• $\frac{d\mathbf{r}(t)}{dt} = (\frac{dr_x}{dt}\hat{x} + \frac{dr_y}{dt}\hat{y} + \frac{dr_z}{dt}\hat{z}) + (r_x\frac{d\hat{x}}{dt} + r_y\frac{d\hat{y}}{dt} + r_z\frac{d\hat{z}}{dt} )$ The first term here is called the velocity wrt to the asteroid frame, while I say the total can also be the velocity, and we can just project that onto the axes of the asteroid frame. Commented Sep 23, 2023 at 18:40
• Emphasizing what @NeeladriReddy commented, if we set $g_a=0$ we have this. An inertial observer sees the ball doesn't move, since it feels no force, but in the rotating frame, we (at the green point) see it rotating (because our frame is rotating). If the rotating observer believes they are at rest (the same way we don't feel the rotation of the earth) then since the object is seen rotating, the rotating observer must (falsely) conclude a force acts on the ball (hence the introduction of the fictitious forces). Commented Sep 24, 2023 at 14:25

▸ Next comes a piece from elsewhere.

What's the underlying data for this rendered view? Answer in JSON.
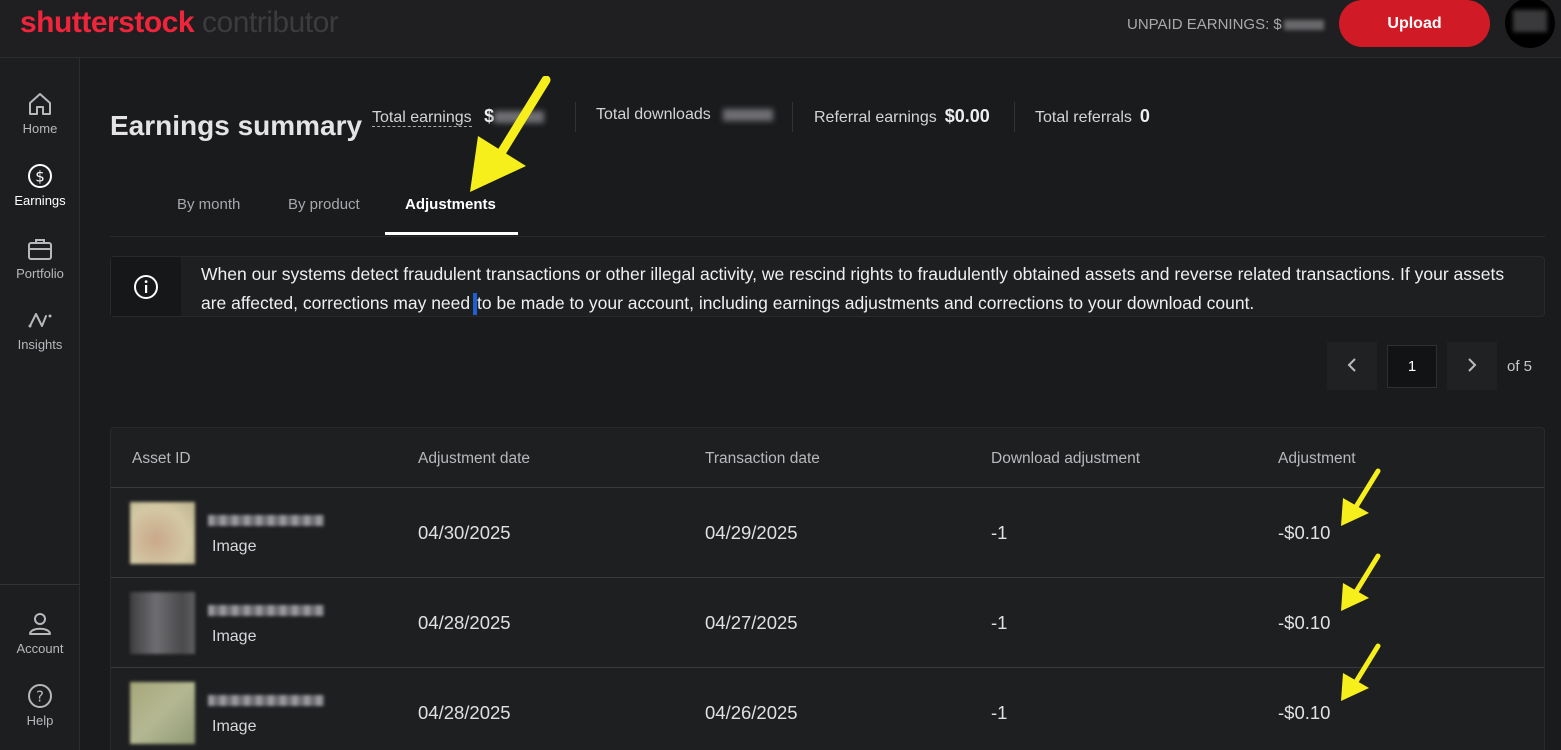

• Thanks for this example @QPhysl. I see your point - I was saying $\frac{d\mathbf{r}}{dt}$ can be the velocity in the new frame, but you easily disproved it by showing how when $\frac{d\mathbf{r^{'}}}{dt}$ = $\frac{d\mathbf{r}}{dt}$ - clearly the velocity in the non-inertial frame isn't zero. I came up with an example of the ball rotating in an orbit, so velocity in the non-inertial frame would be zero(orbit angular velocity equal to the rotational frame's), but clearly then $\frac{d\mathbf{r}}{dt}$ is not zero. So rotation needs to be taken into account. Commented Sep 25, 2023 at 13:26